Wu initially walks out on him but he subsequently charms her into further meetings, during which they slowly discover a middle ground between her seriousness and his attempts to impress. From the get-go, Zhao and Jiang establish a chemistry that sustains the movie even in its weaker moments, playing off against each other with sly looks and emotional parrying.
Pic develops an affecting edge half-an-hour in during an extended conversation in which Wu, who always extrapolates her feelings — and maybe more — into the third person (“I have a friend who…”), drifts off into a reverie. However, she still won’t allow him to cross the invisible border between being a friend and a lover.
Chen, by now desperate to prove himself, accepts a friend’s advice and makes boyish eyes at a hotel bar pianist who’s rumored to be a pushover.
Though longhaired, glamorously dressed and easygoing, Langlang (also Zhao) turns out to be the spitting image of Wu, even though she vigorously denies that she’s the same woman.
Mainland cinema already has a small sub-genre of such movies (Lou Ye’s “Suzhou River,” Lu Xuechang’s “A Lingering Face”), though “Green Tea” doesn’t spend time on the mechanics of solving the mystery. Whether the same dame or not, Wu and Langlang are archetypal flipsides of modern womanhood — and as such, the film becomes more about Chen’s ability as a man to reconcile the two rather than choose between them.
It’s in the final furlong that the script stumbles. When Chen asks Langlang to accompany him to a gathering and rep the absent Wu, the scene looks set for some clever melding of the two characters. Instead, both the dialogue and Zhang’s direction crumble, with an ending that’s disappointingly superficial.
Doyle’s lensing is crisp and smart, with strong colors and neat compositions mirroring Wu’s character. Such a style would have fitted the film as a whole, but for the scenes with Langlang the look rather obviously goes for a roving camera, diffused lighting and softer tones, which becomes more a distraction than anything else. As result, and despite Zhao’s varied playing, Langlang never emerges as a comparable female character.

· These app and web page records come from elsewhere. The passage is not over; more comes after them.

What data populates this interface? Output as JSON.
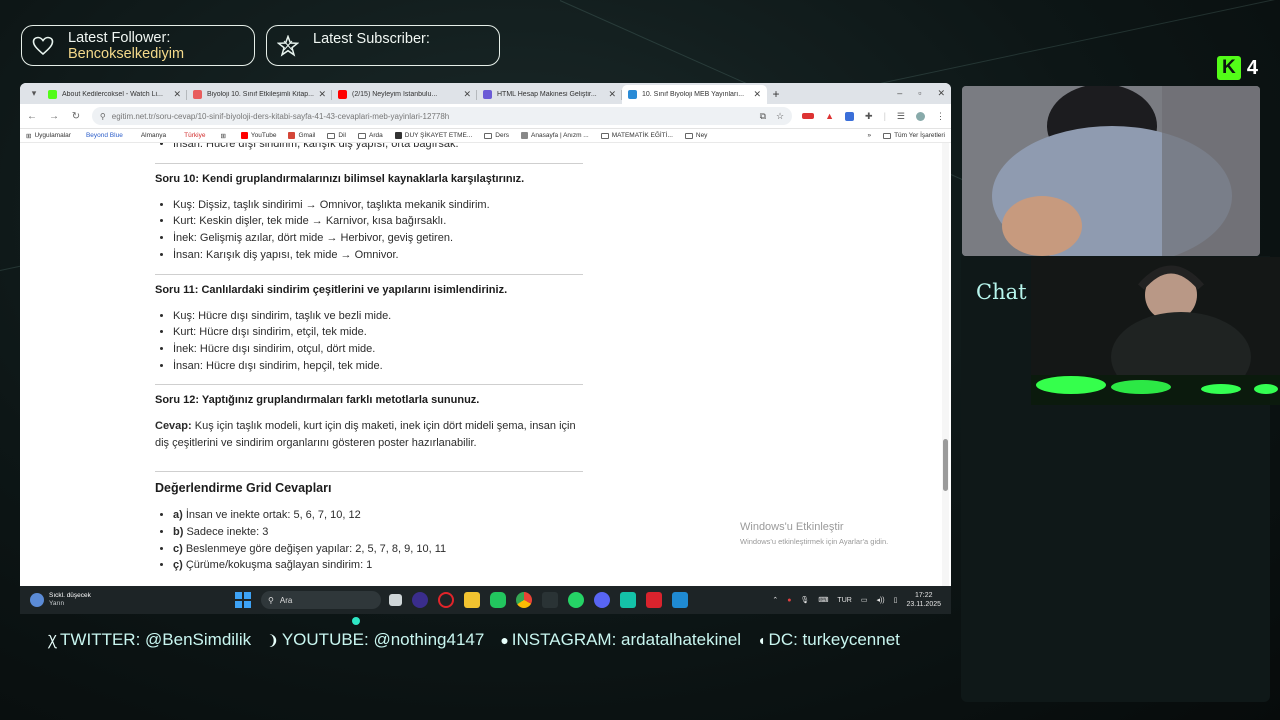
{
  "overlay": {
    "latest_follower_label": "Latest Follower:",
    "latest_follower_name": "Bencokselkediyim",
    "latest_subscriber_label": "Latest Subscriber:",
    "latest_subscriber_name": "",
    "brand_count": "4",
    "chat_title": "Chat",
    "socials": [
      {
        "icon": "twitter-icon",
        "text": "TWITTER: @BenSimdilik"
      },
      {
        "icon": "youtube-icon",
        "text": "YOUTUBE: @nothing4147"
      },
      {
        "icon": "instagram-icon",
        "text": "INSTAGRAM: ardatalhatekinel"
      },
      {
        "icon": "discord-icon",
        "text": "DC: turkeycennet"
      }
    ]
  },
  "browser": {
    "tabs": [
      {
        "title": "About Kedilercoksel - Watch Li...",
        "favicon_color": "#53fc18",
        "active": false
      },
      {
        "title": "Biyoloji 10. Sınıf Etkileşimli Kitap...",
        "favicon_color": "#e85d5d",
        "active": false
      },
      {
        "title": "(2/15) Neyleyim İstanbulu...",
        "favicon_color": "#ff0000",
        "active": false
      },
      {
        "title": "HTML Hesap Makinesi Geliştir...",
        "favicon_color": "#6b5bd6",
        "active": false
      },
      {
        "title": "10. Sınıf Biyoloji MEB Yayınları...",
        "favicon_color": "#2a8bd6",
        "active": true
      }
    ],
    "url": "egitim.net.tr/soru-cevap/10-sinif-biyoloji-ders-kitabi-sayfa-41-43-cevaplari-meb-yayinlari-12778h",
    "bookmarks": [
      {
        "label": "Uygulamalar",
        "type": "apps"
      },
      {
        "label": "Beyond Blue",
        "type": "badge",
        "color": "#2b5dc9"
      },
      {
        "label": "Almanya",
        "type": "badge",
        "color": "#333333"
      },
      {
        "label": "Türkiye",
        "type": "badge",
        "color": "#d22c2c"
      },
      {
        "label": "",
        "type": "grid"
      },
      {
        "label": "YouTube",
        "type": "site",
        "color": "#ff0000"
      },
      {
        "label": "Gmail",
        "type": "site",
        "color": "#d44638"
      },
      {
        "label": "Dil",
        "type": "folder"
      },
      {
        "label": "Arda",
        "type": "folder"
      },
      {
        "label": "DUY ŞİKAYET ETME...",
        "type": "site",
        "color": "#333333"
      },
      {
        "label": "Ders",
        "type": "folder"
      },
      {
        "label": "Anasayfa | Anızm ...",
        "type": "site",
        "color": "#888888"
      },
      {
        "label": "MATEMATİK EĞİTİ...",
        "type": "folder"
      },
      {
        "label": "Ney",
        "type": "folder"
      }
    ],
    "bookmarks_overflow": "»",
    "bookmarks_all": "Tüm Yer İşaretleri"
  },
  "article": {
    "top_partial": "İnsan: Hücre dışı sindirim, karışık diş yapısı, orta bağırsak.",
    "q10": "Soru 10: Kendi gruplandırmalarınızı bilimsel kaynaklarla karşılaştırınız.",
    "q10_items": [
      "Kuş: Dişsiz, taşlık sindirimi → Omnivor, taşlıkta mekanik sindirim.",
      "Kurt: Keskin dişler, tek mide → Karnivor, kısa bağırsaklı.",
      "İnek: Gelişmiş azılar, dört mide → Herbivor, geviş getiren.",
      "İnsan: Karışık diş yapısı, tek mide → Omnivor."
    ],
    "q11": "Soru 11: Canlılardaki sindirim çeşitlerini ve yapılarını isimlendiriniz.",
    "q11_items": [
      "Kuş: Hücre dışı sindirim, taşlık ve bezli mide.",
      "Kurt: Hücre dışı sindirim, etçil, tek mide.",
      "İnek: Hücre dışı sindirim, otçul, dört mide.",
      "İnsan: Hücre dışı sindirim, hepçil, tek mide."
    ],
    "q12": "Soru 12: Yaptığınız gruplandırmaları farklı metotlarla sununuz.",
    "q12_answer_label": "Cevap:",
    "q12_answer": " Kuş için taşlık modeli, kurt için diş maketi, inek için dört mideli şema, insan için diş çeşitlerini ve sindirim organlarını gösteren poster hazırlanabilir.",
    "grid_title": "Değerlendirme Grid Cevapları",
    "grid_items": [
      {
        "key": "a)",
        "text": " İnsan ve inekte ortak: 5, 6, 7, 10, 12"
      },
      {
        "key": "b)",
        "text": " Sadece inekte: 3"
      },
      {
        "key": "c)",
        "text": " Beslenmeye göre değişen yapılar: 2, 5, 7, 8, 9, 10, 11"
      },
      {
        "key": "ç)",
        "text": " Çürüme/kokuşma sağlayan sindirim: 1"
      }
    ]
  },
  "watermark": {
    "line1": "Windows'u Etkinleştir",
    "line2": "Windows'u etkinleştirmek için Ayarlar'a gidin."
  },
  "taskbar": {
    "weather_title": "Sıckl. düşecek",
    "weather_sub": "Yarın",
    "search_placeholder": "Ara",
    "language": "TUR",
    "time": "17:22",
    "date": "23.11.2025"
  }
}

Zhao is especially good in the Wu role, turning her from a potential caricature (glasses, upswept hair, tightly wrapped) into a flesh-and-blood character in need of a man who’ll genuinely care for her. Jiang, too, is good at showing the cracks behind his buccaneering front, slightly recalling his bruised macho turn in Zhang Yimou’s Beijing comedy “Keep Cool.” For students of ocular acting, both Zhao and Jiang provide a field day.

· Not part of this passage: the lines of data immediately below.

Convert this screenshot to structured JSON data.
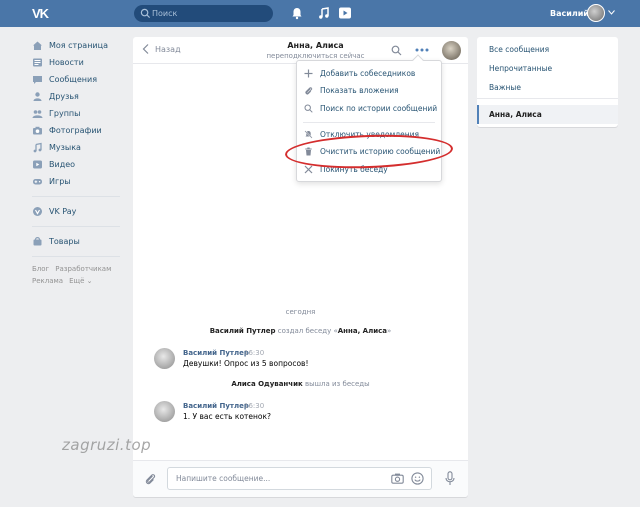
{
  "header": {
    "logo": "VK",
    "search_placeholder": "Поиск",
    "user_name": "Василий"
  },
  "sidebar": {
    "items": [
      {
        "label": "Моя страница",
        "icon": "home-icon"
      },
      {
        "label": "Новости",
        "icon": "news-icon"
      },
      {
        "label": "Сообщения",
        "icon": "messages-icon"
      },
      {
        "label": "Друзья",
        "icon": "friends-icon"
      },
      {
        "label": "Группы",
        "icon": "groups-icon"
      },
      {
        "label": "Фотографии",
        "icon": "camera-icon"
      },
      {
        "label": "Музыка",
        "icon": "music-icon"
      },
      {
        "label": "Видео",
        "icon": "video-icon"
      },
      {
        "label": "Игры",
        "icon": "games-icon"
      }
    ],
    "vkpay": "VK Pay",
    "goods": "Товары",
    "footer": {
      "blog": "Блог",
      "dev": "Разработчикам",
      "ads": "Реклама",
      "more": "Ещё ⌄"
    }
  },
  "chat": {
    "back": "Назад",
    "title": "Анна, Алиса",
    "subtitle": "переподключиться сейчас",
    "day": "сегодня",
    "created": {
      "author": "Василий Путлер",
      "text": " создал беседу «",
      "name": "Анна, Алиса",
      "end": "»"
    },
    "left": {
      "author": "Алиса Одуванчик",
      "text": " вышла из беседы"
    },
    "messages": [
      {
        "author": "Василий Путлер",
        "time": "16:30",
        "text": "Девушки! Опрос из 5 вопросов!"
      },
      {
        "author": "Василий Путлер",
        "time": "16:30",
        "text": "1. У вас есть котенок?"
      }
    ],
    "composer_placeholder": "Напишите сообщение..."
  },
  "menu": {
    "items": [
      {
        "label": "Добавить собеседников",
        "icon": "plus-icon"
      },
      {
        "label": "Показать вложения",
        "icon": "attachment-icon"
      },
      {
        "label": "Поиск по истории сообщений",
        "icon": "search-icon"
      },
      {
        "label": "Отключить уведомления",
        "icon": "mute-icon"
      },
      {
        "label": "Очистить историю сообщений",
        "icon": "trash-icon"
      },
      {
        "label": "Покинуть беседу",
        "icon": "close-icon"
      }
    ]
  },
  "right_panel": {
    "all": "Все сообщения",
    "unread": "Непрочитанные",
    "important": "Важные",
    "active": "Анна, Алиса"
  },
  "watermark": "zagruzi.top",
  "colors": {
    "brand": "#4a76a8",
    "link": "#285473",
    "highlight": "#d42d2d"
  }
}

Other roles are purely decorative, with Zhang himself taking a recurring, only briefly glimpsed role as Wu’s mentor. Technical credits are of a high order throughout, especially the detailed sound design.